Component data from apps and pages:
┏━━
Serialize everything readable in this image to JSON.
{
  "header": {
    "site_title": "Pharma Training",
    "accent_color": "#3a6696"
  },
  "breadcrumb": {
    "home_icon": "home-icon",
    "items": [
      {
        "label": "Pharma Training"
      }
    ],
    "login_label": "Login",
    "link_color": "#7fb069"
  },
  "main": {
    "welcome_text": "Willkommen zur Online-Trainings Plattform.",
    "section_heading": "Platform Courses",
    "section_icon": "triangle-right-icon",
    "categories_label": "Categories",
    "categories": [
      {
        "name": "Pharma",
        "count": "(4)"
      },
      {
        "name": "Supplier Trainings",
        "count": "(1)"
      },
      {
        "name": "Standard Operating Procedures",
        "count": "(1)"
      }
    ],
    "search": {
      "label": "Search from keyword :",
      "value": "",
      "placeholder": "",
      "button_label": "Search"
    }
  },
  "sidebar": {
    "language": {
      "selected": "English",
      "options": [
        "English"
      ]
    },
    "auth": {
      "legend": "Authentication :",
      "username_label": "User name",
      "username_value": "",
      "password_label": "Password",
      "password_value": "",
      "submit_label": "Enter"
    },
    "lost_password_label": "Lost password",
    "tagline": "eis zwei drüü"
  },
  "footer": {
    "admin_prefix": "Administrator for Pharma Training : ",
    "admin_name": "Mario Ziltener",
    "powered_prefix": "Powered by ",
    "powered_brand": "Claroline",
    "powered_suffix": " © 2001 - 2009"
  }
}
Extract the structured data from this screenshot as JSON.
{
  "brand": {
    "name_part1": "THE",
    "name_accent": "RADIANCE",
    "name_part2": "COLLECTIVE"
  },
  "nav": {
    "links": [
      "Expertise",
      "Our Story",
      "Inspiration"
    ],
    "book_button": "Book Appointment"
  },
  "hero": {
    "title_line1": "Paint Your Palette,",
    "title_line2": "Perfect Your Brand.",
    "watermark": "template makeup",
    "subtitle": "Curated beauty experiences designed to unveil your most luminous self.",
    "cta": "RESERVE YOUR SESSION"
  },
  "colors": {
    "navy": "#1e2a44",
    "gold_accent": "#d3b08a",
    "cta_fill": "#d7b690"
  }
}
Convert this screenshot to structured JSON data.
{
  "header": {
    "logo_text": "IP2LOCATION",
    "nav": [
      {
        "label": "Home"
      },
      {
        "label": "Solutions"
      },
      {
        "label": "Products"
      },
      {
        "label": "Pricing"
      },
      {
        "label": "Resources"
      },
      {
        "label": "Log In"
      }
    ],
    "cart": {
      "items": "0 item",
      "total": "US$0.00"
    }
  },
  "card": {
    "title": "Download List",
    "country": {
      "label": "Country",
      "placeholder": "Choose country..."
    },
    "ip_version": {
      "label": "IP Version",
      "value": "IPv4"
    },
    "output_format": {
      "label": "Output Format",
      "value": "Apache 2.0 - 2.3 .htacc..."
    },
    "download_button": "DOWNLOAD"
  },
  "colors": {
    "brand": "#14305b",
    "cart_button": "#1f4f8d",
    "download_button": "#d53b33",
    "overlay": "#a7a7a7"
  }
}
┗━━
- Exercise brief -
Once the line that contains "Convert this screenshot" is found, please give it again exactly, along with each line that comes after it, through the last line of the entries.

- Response area -
Convert this screenshot to structured JSON data.
{
  "header": {
    "logo_text": "IP2LOCATION",
    "nav": [
      {
        "label": "Home"
      },
      {
        "label": "Solutions"
      },
      {
        "label": "Products"
      },
      {
        "label": "Pricing"
      },
      {
        "label": "Resources"
      },
      {
        "label": "Log In"
      }
    ],
    "cart": {
      "items": "0 item",
      "total": "US$0.00"
    }
  },
  "card": {
    "title": "Download List",
    "country": {
      "label": "Country",
      "placeholder": "Choose country..."
    },
    "ip_version": {
      "label": "IP Version",
      "value": "IPv4"
    },
    "output_format": {
      "label": "Output Format",
      "value": "Apache 2.0 - 2.3 .htacc..."
    },
    "download_button": "DOWNLOAD"
  },
  "colors": {
    "brand": "#14305b",
    "cart_button": "#1f4f8d",
    "download_button": "#d53b33",
    "overlay": "#a7a7a7"
  }
}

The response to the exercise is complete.